I completed my PhD in history at the University of Texas at Austin, and am a Lecturer in Modern American history at Cardiff University. I grew up in Manhattan, and earned my BA at Vassar College in Poughkeepsie, NY. I decided to go straight from undergrad to grad school because I’m a huge nerd. So, I moved to Austin and entered the PhD program there in 2007. From 2010 to 2013 I was on the road, doing dissertation research, and then on one-year predoctoral fellowships at the McNeil Center for Early American Studies (in Philadelphia) and at International Security Studies at Yale (in New Haven). From 2013 to 2017 I worked as a Lecturer at the University of Southampton. I live in Bristol.
My book, No Useless Mouth: Waging War and Fighting Hunger in the American Revolution, will be published in November 2019 by Cornell University Press. It asks how Native American and formerly enslaved communities used food to wage war and broker peace during and after the American Revolution. It argues that people were not useless mouths; they portrayed hunger strategically, and took steps to avoid it. I have also written about cannibalism and Anglo-Indian foodways in colonial Virginia, initially for my MA, and then for my first article, which appeared in the January 2011 issue of the William and Mary Quarterly. My second article, on taste, eating, and work in Mary Rowlandson’s captivity narrative, was published in Labor: Studies in Working-Class History of the Americas. You can read my article on black Loyalist food laws for Slavery & Abolition here, and my article about Iroquoian food diplomacy in the American Revolution (for Diplomatic History) here.
In my spare time I enjoy baking, cooking, drinking red wine, and deploying large doses of sarcasm.

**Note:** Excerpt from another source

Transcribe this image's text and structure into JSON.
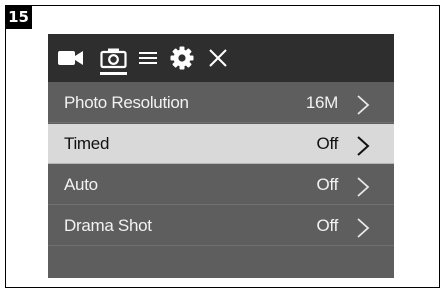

I’m happy to talk to anyone about applying to grad school, researching or writing about food, and early America in general.